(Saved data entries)
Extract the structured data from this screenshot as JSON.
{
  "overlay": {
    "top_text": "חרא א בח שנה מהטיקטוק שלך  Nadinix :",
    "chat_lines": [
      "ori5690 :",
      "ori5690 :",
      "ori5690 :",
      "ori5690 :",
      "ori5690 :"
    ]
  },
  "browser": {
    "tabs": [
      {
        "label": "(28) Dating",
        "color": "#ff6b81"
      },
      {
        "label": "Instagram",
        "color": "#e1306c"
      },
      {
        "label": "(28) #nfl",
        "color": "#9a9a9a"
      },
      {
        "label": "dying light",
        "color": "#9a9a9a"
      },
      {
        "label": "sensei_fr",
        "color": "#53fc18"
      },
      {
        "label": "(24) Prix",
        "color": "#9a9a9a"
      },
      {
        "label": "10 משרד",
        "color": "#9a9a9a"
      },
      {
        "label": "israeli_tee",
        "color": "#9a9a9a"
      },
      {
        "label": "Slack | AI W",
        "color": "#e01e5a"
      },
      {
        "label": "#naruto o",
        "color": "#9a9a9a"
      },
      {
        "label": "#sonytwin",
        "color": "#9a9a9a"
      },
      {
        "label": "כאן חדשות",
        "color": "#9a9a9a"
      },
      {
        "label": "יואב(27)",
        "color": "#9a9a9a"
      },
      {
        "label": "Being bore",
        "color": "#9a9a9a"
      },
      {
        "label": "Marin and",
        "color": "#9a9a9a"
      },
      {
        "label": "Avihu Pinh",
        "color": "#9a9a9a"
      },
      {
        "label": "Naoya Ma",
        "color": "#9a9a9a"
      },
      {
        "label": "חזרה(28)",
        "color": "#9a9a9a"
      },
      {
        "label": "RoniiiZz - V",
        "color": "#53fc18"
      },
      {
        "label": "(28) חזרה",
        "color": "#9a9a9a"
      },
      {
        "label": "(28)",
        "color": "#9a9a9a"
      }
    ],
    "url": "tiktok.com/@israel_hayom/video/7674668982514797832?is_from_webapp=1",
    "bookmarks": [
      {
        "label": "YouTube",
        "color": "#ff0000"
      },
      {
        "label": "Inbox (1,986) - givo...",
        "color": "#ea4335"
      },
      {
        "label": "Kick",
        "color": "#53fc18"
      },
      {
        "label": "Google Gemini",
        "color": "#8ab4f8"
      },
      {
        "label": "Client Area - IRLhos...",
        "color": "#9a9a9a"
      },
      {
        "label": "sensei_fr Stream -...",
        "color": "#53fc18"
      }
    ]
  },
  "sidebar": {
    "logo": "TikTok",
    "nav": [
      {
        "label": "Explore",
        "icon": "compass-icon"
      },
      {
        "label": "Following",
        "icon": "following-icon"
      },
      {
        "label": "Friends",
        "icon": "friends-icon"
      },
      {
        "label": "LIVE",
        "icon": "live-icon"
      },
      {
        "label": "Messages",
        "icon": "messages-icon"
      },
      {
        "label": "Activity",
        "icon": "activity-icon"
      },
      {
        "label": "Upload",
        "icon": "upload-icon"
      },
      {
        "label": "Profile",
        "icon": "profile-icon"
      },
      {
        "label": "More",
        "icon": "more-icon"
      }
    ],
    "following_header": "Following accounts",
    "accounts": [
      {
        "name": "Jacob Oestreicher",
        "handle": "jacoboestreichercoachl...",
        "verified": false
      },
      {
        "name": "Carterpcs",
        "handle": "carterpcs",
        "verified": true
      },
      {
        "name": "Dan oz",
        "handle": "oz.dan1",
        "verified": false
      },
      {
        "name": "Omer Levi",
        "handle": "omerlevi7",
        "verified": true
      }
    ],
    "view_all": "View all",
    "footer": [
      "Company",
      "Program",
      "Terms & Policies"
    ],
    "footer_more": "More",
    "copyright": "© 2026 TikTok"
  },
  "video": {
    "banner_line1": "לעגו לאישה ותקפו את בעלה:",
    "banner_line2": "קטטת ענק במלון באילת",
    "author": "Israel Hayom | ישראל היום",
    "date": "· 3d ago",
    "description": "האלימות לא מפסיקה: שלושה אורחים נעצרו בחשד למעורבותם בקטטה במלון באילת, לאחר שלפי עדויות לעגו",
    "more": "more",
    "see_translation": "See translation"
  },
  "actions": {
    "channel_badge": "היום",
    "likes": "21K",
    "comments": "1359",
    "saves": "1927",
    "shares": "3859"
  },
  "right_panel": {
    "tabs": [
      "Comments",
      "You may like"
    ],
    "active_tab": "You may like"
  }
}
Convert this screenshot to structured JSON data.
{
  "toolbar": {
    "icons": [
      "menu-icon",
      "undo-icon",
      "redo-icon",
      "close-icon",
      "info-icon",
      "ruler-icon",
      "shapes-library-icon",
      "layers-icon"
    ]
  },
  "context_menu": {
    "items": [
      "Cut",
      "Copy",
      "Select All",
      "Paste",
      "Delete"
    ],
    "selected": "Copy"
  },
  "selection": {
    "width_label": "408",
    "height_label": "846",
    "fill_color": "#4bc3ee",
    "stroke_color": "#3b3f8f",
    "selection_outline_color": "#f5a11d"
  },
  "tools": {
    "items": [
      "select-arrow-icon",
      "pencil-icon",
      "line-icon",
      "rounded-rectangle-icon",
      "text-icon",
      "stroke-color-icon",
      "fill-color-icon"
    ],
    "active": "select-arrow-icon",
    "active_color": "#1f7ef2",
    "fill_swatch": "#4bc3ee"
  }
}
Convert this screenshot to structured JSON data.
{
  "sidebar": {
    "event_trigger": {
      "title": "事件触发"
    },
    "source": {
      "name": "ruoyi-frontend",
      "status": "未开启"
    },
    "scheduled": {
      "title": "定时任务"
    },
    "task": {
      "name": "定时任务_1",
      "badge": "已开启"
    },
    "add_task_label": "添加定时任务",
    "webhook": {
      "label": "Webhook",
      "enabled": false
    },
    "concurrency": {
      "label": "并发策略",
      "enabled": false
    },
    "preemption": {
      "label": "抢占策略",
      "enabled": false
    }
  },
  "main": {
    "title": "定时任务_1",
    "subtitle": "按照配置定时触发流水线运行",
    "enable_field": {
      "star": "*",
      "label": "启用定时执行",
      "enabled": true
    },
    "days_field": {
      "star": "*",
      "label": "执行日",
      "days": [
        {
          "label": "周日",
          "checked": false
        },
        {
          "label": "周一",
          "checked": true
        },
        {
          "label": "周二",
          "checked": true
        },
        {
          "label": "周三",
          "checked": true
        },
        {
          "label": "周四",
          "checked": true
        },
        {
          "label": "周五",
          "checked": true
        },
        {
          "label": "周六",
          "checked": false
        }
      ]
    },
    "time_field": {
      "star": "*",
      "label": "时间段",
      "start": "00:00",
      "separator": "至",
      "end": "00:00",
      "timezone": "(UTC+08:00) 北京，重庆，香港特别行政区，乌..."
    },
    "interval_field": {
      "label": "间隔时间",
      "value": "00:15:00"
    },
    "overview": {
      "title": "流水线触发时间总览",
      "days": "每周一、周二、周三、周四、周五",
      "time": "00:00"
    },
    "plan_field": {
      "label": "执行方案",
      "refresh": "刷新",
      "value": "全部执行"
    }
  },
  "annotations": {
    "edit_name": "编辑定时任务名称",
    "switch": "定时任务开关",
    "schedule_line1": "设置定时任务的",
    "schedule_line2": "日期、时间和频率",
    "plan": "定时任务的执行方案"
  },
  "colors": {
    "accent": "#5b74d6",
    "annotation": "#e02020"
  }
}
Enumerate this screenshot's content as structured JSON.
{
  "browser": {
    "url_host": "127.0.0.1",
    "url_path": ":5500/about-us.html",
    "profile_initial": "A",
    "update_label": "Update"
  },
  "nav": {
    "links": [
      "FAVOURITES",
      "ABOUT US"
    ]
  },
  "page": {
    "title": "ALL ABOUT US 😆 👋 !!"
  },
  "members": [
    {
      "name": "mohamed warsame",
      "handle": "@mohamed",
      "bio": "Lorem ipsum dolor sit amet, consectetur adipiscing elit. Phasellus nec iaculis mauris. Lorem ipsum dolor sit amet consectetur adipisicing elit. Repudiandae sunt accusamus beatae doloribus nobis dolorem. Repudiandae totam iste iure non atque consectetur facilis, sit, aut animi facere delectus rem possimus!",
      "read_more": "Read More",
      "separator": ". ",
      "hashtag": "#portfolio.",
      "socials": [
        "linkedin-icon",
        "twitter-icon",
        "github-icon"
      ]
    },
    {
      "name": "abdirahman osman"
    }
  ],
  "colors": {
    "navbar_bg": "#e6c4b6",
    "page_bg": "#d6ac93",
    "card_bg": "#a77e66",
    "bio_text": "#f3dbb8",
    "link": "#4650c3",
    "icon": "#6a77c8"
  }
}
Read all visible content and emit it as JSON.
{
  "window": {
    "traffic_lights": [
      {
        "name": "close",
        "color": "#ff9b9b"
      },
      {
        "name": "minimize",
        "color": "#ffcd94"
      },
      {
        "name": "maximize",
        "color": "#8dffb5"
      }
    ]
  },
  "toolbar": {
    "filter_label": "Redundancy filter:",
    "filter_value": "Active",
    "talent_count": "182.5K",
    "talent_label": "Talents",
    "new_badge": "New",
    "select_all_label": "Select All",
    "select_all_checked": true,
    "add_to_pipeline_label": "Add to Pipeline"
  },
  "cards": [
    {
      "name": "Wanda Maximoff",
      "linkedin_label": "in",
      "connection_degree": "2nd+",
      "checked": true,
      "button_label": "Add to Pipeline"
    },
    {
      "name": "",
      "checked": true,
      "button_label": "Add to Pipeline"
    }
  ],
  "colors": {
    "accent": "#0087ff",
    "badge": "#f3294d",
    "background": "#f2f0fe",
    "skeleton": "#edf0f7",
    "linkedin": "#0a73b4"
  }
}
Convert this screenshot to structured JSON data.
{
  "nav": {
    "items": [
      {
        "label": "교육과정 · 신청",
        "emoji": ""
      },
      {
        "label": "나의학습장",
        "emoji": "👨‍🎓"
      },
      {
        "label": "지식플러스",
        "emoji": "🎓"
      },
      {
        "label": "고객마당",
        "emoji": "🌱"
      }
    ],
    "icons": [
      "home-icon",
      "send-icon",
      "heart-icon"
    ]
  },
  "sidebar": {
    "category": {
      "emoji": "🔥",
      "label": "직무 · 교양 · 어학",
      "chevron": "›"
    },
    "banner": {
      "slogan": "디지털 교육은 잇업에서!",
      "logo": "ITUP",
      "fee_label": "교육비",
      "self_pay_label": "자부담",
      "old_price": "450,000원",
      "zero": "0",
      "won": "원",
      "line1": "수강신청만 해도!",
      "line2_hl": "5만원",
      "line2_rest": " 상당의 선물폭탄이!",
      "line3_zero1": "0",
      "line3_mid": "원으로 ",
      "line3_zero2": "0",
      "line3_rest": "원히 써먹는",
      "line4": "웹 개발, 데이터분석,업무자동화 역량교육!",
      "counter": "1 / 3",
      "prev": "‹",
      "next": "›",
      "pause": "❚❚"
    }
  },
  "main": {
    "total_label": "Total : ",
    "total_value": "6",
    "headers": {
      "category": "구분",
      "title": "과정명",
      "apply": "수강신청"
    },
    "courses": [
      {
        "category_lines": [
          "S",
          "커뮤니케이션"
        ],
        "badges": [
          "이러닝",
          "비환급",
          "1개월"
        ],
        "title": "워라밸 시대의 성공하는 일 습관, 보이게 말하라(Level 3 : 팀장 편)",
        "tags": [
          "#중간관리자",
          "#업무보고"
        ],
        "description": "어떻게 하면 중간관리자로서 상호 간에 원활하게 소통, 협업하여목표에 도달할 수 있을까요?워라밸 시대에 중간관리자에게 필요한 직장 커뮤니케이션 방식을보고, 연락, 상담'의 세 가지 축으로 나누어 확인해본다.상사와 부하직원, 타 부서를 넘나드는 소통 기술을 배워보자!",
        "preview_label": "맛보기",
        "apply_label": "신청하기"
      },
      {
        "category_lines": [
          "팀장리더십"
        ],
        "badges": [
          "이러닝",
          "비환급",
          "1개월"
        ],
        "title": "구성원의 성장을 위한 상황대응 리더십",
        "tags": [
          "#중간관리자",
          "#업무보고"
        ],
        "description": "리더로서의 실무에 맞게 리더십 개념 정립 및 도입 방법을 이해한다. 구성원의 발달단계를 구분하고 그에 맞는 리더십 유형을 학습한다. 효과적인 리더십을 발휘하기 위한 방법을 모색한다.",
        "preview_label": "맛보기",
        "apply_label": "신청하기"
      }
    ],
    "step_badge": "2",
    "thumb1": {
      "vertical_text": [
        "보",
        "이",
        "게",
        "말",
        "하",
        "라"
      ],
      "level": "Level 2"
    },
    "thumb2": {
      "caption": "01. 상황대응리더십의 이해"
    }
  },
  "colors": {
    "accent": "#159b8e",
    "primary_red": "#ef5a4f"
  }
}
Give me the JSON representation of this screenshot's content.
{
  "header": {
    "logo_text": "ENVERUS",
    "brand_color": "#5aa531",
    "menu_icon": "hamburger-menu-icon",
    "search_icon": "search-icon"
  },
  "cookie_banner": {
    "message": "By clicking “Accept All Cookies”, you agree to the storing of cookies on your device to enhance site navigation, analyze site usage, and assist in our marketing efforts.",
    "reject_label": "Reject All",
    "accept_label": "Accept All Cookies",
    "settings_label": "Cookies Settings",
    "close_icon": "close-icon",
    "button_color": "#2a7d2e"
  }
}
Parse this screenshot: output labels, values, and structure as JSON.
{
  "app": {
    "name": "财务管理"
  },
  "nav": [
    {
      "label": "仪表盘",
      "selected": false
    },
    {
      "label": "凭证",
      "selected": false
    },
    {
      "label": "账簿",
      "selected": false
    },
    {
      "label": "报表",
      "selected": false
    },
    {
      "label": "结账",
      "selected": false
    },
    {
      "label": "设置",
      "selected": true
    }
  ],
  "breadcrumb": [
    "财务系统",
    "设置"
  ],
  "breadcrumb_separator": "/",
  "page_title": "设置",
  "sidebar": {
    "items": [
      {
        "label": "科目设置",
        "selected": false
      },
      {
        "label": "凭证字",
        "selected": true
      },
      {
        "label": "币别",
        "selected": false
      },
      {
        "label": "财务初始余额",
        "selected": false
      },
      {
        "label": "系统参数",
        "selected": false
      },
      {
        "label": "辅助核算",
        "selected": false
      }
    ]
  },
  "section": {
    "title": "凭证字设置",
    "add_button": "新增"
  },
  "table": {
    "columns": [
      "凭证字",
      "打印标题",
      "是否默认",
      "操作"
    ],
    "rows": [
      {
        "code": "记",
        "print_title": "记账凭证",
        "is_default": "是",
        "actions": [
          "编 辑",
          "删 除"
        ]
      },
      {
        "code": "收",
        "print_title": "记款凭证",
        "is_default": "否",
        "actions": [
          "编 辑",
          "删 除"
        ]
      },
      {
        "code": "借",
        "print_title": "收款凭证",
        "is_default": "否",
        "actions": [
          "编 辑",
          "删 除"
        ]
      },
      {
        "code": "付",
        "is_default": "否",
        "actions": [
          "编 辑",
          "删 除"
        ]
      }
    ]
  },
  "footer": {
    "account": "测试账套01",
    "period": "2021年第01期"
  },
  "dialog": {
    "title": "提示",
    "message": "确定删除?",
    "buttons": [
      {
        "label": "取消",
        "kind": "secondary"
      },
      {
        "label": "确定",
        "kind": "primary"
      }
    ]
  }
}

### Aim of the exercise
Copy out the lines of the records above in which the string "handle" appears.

### Solution for this task
        "handle": "jacoboestreichercoachl...",
        "handle": "carterpcs",
        "handle": "oz.dan1",
        "handle": "omerlevi7",
      "handle": "@mohamed",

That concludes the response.